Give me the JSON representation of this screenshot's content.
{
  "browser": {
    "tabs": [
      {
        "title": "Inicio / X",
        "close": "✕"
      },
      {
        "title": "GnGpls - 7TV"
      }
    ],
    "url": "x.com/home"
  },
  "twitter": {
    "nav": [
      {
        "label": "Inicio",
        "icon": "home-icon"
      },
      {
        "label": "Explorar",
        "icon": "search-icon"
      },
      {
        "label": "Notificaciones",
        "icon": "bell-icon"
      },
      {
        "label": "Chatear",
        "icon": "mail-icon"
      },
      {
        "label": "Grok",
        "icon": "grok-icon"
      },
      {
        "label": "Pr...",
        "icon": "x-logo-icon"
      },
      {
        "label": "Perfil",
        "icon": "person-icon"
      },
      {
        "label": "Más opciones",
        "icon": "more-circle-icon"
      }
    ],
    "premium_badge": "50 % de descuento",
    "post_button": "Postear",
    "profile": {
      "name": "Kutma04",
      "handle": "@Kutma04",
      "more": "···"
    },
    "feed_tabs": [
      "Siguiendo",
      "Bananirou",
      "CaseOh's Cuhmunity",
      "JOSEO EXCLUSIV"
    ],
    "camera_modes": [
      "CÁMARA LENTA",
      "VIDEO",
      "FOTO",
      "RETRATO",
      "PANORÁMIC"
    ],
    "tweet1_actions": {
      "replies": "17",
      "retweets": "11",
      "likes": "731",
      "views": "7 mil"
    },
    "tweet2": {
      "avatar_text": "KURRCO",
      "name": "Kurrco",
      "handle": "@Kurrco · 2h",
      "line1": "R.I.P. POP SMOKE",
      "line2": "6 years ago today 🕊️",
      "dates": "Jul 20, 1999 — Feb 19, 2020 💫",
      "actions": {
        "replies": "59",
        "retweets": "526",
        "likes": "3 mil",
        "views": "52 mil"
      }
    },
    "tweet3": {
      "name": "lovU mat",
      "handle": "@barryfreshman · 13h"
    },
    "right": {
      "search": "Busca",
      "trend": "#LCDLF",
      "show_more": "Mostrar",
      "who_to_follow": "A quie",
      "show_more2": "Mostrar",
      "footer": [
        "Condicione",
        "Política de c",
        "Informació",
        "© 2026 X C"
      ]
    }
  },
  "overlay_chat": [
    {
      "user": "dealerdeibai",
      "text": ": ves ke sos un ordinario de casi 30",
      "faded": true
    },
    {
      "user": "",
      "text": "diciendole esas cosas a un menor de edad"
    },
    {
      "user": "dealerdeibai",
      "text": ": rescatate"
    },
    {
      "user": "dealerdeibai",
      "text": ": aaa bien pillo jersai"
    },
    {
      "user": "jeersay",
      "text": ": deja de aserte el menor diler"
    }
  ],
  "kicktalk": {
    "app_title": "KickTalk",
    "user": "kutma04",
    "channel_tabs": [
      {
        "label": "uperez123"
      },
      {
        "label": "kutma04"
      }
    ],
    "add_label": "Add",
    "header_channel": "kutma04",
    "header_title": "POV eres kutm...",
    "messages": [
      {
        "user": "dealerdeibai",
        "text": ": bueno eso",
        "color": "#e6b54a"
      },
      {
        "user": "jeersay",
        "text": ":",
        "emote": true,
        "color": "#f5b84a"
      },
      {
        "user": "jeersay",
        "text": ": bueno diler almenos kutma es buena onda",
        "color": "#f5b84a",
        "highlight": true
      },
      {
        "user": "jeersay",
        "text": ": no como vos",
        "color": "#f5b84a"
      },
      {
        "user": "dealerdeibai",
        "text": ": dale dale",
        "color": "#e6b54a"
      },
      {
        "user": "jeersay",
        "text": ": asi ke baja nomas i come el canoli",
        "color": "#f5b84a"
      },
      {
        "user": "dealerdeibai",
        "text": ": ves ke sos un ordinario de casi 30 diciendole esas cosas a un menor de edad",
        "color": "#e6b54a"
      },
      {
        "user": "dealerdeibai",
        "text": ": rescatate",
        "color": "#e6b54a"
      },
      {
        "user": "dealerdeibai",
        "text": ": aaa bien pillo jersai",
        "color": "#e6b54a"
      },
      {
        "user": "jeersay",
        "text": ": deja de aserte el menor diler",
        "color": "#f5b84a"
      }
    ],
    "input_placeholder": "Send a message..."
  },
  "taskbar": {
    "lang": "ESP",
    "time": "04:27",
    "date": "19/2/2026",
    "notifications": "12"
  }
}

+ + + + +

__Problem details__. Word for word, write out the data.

__Output for this exercise__.
Give me the JSON representation of this screenshot's content.
{
  "browser": {
    "tabs": [
      {
        "title": "Inicio / X",
        "close": "✕"
      },
      {
        "title": "GnGpls - 7TV"
      }
    ],
    "url": "x.com/home"
  },
  "twitter": {
    "nav": [
      {
        "label": "Inicio",
        "icon": "home-icon"
      },
      {
        "label": "Explorar",
        "icon": "search-icon"
      },
      {
        "label": "Notificaciones",
        "icon": "bell-icon"
      },
      {
        "label": "Chatear",
        "icon": "mail-icon"
      },
      {
        "label": "Grok",
        "icon": "grok-icon"
      },
      {
        "label": "Pr...",
        "icon": "x-logo-icon"
      },
      {
        "label": "Perfil",
        "icon": "person-icon"
      },
      {
        "label": "Más opciones",
        "icon": "more-circle-icon"
      }
    ],
    "premium_badge": "50 % de descuento",
    "post_button": "Postear",
    "profile": {
      "name": "Kutma04",
      "handle": "@Kutma04",
      "more": "···"
    },
    "feed_tabs": [
      "Siguiendo",
      "Bananirou",
      "CaseOh's Cuhmunity",
      "JOSEO EXCLUSIV"
    ],
    "camera_modes": [
      "CÁMARA LENTA",
      "VIDEO",
      "FOTO",
      "RETRATO",
      "PANORÁMIC"
    ],
    "tweet1_actions": {
      "replies": "17",
      "retweets": "11",
      "likes": "731",
      "views": "7 mil"
    },
    "tweet2": {
      "avatar_text": "KURRCO",
      "name": "Kurrco",
      "handle": "@Kurrco · 2h",
      "line1": "R.I.P. POP SMOKE",
      "line2": "6 years ago today 🕊️",
      "dates": "Jul 20, 1999 — Feb 19, 2020 💫",
      "actions": {
        "replies": "59",
        "retweets": "526",
        "likes": "3 mil",
        "views": "52 mil"
      }
    },
    "tweet3": {
      "name": "lovU mat",
      "handle": "@barryfreshman · 13h"
    },
    "right": {
      "search": "Busca",
      "trend": "#LCDLF",
      "show_more": "Mostrar",
      "who_to_follow": "A quie",
      "show_more2": "Mostrar",
      "footer": [
        "Condicione",
        "Política de c",
        "Informació",
        "© 2026 X C"
      ]
    }
  },
  "overlay_chat": [
    {
      "user": "dealerdeibai",
      "text": ": ves ke sos un ordinario de casi 30",
      "faded": true
    },
    {
      "user": "",
      "text": "diciendole esas cosas a un menor de edad"
    },
    {
      "user": "dealerdeibai",
      "text": ": rescatate"
    },
    {
      "user": "dealerdeibai",
      "text": ": aaa bien pillo jersai"
    },
    {
      "user": "jeersay",
      "text": ": deja de aserte el menor diler"
    }
  ],
  "kicktalk": {
    "app_title": "KickTalk",
    "user": "kutma04",
    "channel_tabs": [
      {
        "label": "uperez123"
      },
      {
        "label": "kutma04"
      }
    ],
    "add_label": "Add",
    "header_channel": "kutma04",
    "header_title": "POV eres kutm...",
    "messages": [
      {
        "user": "dealerdeibai",
        "text": ": bueno eso",
        "color": "#e6b54a"
      },
      {
        "user": "jeersay",
        "text": ":",
        "emote": true,
        "color": "#f5b84a"
      },
      {
        "user": "jeersay",
        "text": ": bueno diler almenos kutma es buena onda",
        "color": "#f5b84a",
        "highlight": true
      },
      {
        "user": "jeersay",
        "text": ": no como vos",
        "color": "#f5b84a"
      },
      {
        "user": "dealerdeibai",
        "text": ": dale dale",
        "color": "#e6b54a"
      },
      {
        "user": "jeersay",
        "text": ": asi ke baja nomas i come el canoli",
        "color": "#f5b84a"
      },
      {
        "user": "dealerdeibai",
        "text": ": ves ke sos un ordinario de casi 30 diciendole esas cosas a un menor de edad",
        "color": "#e6b54a"
      },
      {
        "user": "dealerdeibai",
        "text": ": rescatate",
        "color": "#e6b54a"
      },
      {
        "user": "dealerdeibai",
        "text": ": aaa bien pillo jersai",
        "color": "#e6b54a"
      },
      {
        "user": "jeersay",
        "text": ": deja de aserte el menor diler",
        "color": "#f5b84a"
      }
    ],
    "input_placeholder": "Send a message..."
  },
  "taskbar": {
    "lang": "ESP",
    "time": "04:27",
    "date": "19/2/2026",
    "notifications": "12"
  }
}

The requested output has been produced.